BEGIN THE RECORDS

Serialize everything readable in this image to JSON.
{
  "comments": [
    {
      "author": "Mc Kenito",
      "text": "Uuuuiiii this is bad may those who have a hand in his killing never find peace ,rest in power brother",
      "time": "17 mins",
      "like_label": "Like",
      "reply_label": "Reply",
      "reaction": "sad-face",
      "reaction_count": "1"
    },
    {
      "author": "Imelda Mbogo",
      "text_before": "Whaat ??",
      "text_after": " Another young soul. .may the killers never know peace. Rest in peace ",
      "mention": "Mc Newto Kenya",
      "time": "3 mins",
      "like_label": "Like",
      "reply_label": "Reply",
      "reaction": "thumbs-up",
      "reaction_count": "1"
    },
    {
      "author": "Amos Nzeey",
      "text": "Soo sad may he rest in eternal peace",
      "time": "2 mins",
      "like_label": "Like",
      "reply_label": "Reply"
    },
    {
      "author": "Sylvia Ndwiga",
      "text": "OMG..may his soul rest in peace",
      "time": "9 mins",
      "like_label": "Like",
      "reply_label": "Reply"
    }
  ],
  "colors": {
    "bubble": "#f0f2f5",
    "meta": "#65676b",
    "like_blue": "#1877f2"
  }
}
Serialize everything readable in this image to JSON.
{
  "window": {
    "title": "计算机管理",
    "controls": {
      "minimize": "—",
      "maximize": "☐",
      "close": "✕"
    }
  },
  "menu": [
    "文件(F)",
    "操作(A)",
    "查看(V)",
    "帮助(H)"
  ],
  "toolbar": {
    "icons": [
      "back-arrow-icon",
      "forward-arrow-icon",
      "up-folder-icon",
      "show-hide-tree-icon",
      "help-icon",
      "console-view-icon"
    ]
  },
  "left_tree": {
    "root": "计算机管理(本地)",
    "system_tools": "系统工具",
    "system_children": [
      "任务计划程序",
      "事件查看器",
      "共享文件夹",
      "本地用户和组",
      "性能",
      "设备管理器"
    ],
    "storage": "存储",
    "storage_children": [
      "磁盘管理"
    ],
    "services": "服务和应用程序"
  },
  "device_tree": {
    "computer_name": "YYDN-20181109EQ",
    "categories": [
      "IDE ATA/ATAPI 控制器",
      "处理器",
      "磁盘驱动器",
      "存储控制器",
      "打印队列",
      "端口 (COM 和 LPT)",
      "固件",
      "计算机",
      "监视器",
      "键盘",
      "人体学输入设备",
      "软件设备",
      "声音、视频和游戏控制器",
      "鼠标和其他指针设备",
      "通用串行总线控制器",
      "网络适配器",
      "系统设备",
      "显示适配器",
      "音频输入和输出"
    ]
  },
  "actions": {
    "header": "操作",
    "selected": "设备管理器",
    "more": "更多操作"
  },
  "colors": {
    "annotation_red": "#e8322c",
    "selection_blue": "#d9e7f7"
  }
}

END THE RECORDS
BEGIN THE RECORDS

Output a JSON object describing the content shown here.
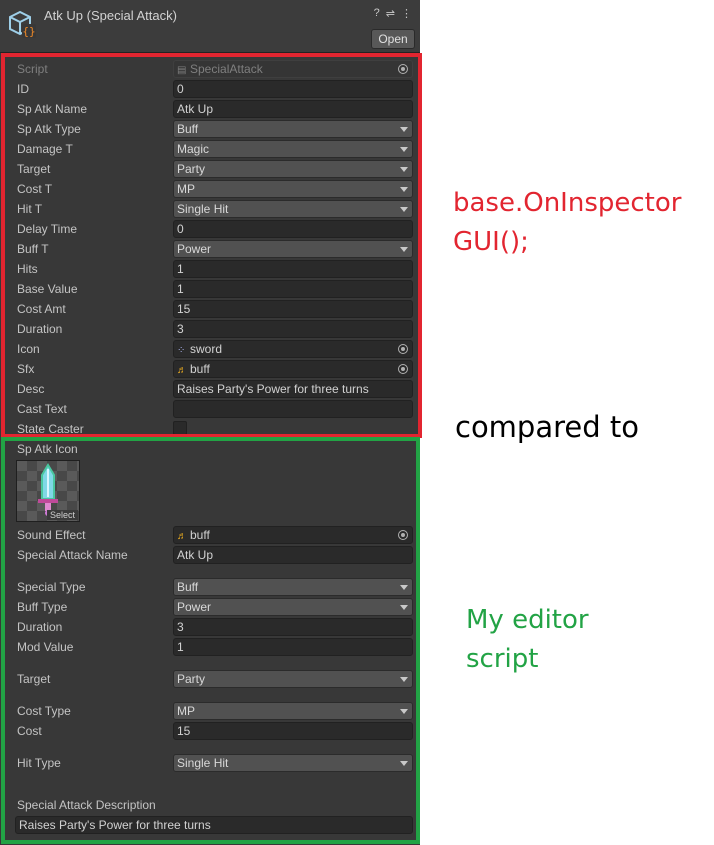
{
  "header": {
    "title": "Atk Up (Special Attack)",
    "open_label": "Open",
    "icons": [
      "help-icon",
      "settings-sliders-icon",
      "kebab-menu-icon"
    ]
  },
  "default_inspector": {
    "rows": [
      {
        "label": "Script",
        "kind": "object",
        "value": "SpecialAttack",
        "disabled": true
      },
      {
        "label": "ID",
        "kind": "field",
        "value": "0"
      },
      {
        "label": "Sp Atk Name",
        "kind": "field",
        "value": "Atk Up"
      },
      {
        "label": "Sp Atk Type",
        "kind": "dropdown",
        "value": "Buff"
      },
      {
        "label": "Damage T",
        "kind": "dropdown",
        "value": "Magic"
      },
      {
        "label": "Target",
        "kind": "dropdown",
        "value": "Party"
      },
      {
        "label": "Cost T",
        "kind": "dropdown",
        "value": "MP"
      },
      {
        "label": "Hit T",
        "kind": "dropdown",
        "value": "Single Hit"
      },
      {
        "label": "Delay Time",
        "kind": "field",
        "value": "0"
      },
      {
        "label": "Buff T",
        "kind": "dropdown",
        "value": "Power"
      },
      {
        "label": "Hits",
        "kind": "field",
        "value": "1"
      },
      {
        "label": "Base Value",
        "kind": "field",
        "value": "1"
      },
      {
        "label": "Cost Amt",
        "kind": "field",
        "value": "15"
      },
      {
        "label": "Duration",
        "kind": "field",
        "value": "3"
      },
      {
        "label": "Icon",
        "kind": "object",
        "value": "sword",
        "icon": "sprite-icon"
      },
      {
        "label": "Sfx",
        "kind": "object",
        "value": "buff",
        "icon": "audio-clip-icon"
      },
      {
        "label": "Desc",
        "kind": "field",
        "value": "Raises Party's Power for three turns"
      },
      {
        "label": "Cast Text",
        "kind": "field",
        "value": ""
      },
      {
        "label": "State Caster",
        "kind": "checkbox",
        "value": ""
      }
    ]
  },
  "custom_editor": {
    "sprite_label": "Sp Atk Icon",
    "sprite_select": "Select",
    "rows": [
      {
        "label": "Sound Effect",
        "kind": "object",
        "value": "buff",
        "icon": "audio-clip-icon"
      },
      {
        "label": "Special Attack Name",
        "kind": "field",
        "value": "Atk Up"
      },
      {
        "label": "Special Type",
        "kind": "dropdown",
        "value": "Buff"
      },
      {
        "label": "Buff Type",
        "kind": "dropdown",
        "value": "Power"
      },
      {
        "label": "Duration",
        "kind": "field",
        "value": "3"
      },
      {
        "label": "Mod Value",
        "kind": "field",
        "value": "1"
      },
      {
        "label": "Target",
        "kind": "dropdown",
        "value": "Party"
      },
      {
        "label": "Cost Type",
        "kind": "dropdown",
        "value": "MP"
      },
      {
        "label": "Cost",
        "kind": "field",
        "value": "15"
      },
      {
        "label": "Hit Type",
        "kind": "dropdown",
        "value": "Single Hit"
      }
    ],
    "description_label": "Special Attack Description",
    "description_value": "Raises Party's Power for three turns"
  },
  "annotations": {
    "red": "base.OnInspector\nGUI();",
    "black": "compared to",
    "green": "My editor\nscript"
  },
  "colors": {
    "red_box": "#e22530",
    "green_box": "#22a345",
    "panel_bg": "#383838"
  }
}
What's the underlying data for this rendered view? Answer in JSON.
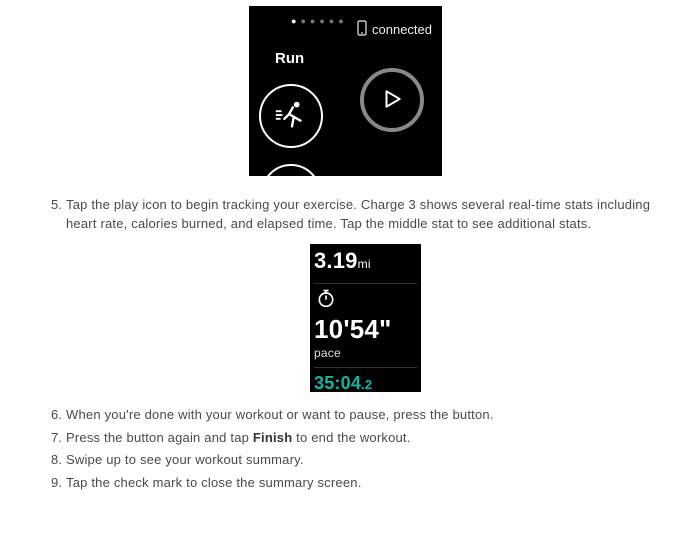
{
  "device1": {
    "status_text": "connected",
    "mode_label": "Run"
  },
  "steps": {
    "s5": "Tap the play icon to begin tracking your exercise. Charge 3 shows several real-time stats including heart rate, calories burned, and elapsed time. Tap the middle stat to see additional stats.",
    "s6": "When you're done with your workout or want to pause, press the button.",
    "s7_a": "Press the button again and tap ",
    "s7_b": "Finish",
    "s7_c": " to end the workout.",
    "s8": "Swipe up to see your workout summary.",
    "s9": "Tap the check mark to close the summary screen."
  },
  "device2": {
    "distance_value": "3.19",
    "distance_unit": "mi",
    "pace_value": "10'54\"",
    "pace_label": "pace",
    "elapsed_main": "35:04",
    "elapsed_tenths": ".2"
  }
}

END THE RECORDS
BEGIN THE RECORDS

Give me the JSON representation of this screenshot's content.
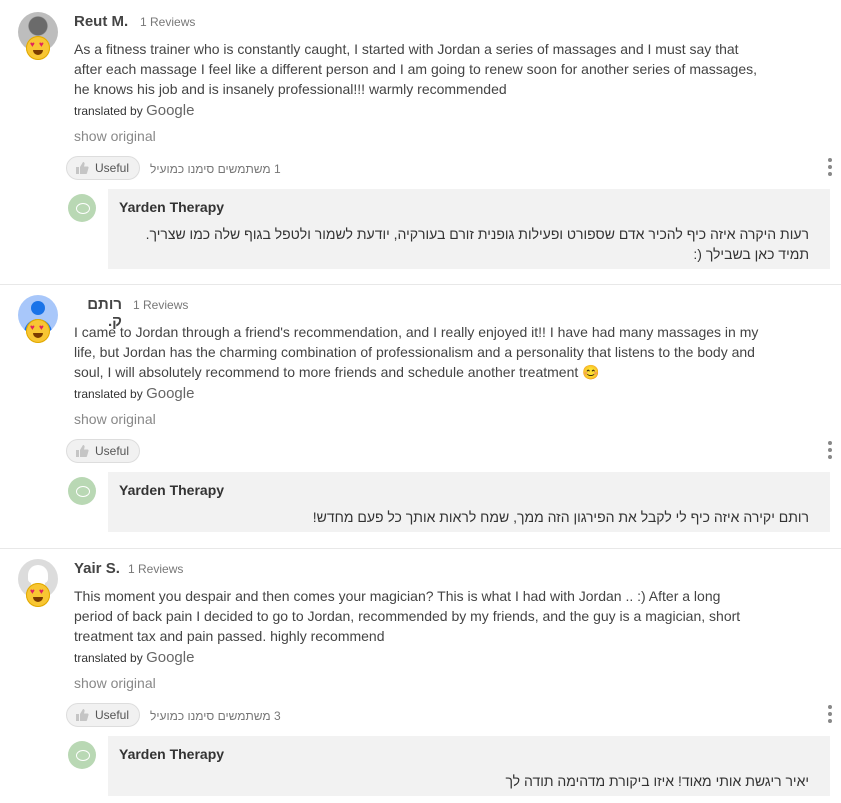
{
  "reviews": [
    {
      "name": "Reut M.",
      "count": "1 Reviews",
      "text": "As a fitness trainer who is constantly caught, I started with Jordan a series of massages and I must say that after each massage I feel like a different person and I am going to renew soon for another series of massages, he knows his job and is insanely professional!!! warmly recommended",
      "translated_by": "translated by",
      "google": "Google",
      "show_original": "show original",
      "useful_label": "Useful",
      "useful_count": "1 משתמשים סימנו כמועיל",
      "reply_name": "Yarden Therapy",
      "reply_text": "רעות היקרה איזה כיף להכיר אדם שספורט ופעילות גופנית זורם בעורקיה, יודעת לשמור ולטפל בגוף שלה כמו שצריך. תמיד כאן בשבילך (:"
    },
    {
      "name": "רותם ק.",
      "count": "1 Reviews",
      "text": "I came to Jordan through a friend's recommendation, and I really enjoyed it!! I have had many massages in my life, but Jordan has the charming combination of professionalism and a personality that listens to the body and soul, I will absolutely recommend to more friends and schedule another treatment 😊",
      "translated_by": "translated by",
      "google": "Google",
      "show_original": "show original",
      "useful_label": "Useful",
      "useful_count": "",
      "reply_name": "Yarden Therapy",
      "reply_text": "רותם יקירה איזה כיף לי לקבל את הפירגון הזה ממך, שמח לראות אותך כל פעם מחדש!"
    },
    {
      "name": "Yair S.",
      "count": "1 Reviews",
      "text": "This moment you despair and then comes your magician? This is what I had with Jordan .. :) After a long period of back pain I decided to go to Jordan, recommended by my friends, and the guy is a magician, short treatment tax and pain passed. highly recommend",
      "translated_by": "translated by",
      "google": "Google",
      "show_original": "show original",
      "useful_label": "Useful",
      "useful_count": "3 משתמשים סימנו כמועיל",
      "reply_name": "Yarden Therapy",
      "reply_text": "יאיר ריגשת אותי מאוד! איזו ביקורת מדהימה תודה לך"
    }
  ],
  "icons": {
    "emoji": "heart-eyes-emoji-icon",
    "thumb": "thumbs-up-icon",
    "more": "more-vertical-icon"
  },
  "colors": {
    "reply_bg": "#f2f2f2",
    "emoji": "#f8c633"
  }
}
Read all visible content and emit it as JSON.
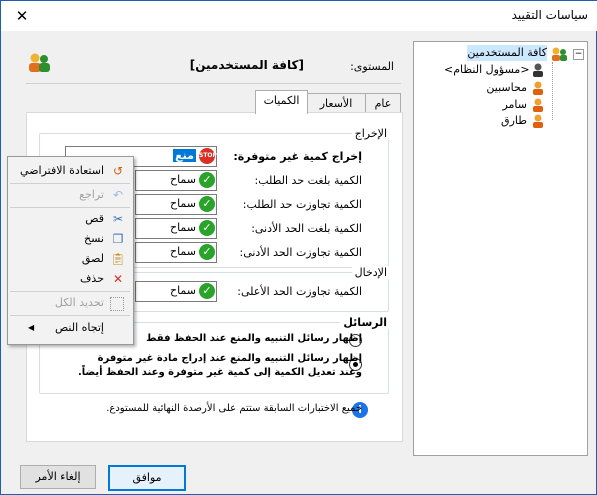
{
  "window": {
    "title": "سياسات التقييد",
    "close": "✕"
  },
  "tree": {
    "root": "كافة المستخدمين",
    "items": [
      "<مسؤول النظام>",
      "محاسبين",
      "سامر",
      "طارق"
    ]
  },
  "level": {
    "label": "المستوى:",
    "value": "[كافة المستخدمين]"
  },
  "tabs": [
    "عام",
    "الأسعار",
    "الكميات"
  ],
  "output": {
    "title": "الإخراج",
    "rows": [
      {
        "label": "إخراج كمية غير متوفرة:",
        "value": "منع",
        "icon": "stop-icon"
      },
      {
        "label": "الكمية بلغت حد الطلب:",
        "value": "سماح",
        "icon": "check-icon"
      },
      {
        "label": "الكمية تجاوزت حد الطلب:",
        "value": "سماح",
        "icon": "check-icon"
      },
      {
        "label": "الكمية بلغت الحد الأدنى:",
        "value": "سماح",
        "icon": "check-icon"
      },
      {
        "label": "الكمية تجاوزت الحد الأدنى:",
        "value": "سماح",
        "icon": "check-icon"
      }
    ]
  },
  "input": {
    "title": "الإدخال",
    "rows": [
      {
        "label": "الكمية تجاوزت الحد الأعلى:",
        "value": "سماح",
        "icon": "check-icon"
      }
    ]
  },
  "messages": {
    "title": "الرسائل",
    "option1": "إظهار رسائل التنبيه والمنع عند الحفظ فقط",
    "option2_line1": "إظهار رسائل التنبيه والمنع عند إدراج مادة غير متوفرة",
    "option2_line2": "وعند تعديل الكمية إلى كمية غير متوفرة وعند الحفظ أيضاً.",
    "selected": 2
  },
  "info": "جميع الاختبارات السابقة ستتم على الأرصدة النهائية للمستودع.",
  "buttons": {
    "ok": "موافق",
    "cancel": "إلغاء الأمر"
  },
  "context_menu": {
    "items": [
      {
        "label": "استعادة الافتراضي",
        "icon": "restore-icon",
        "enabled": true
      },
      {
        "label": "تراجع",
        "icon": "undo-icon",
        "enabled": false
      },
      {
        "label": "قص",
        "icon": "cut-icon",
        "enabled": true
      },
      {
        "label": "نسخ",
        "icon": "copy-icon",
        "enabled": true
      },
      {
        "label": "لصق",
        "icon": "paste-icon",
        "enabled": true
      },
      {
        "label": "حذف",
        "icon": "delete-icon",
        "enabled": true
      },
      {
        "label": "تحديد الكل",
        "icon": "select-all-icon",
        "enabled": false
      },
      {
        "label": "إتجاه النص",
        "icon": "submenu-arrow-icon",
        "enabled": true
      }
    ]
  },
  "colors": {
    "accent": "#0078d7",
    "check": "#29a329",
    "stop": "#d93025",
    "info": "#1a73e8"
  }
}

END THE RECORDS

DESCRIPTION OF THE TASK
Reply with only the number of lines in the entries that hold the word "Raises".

OUTPUT FOR THIS EXERCISE
2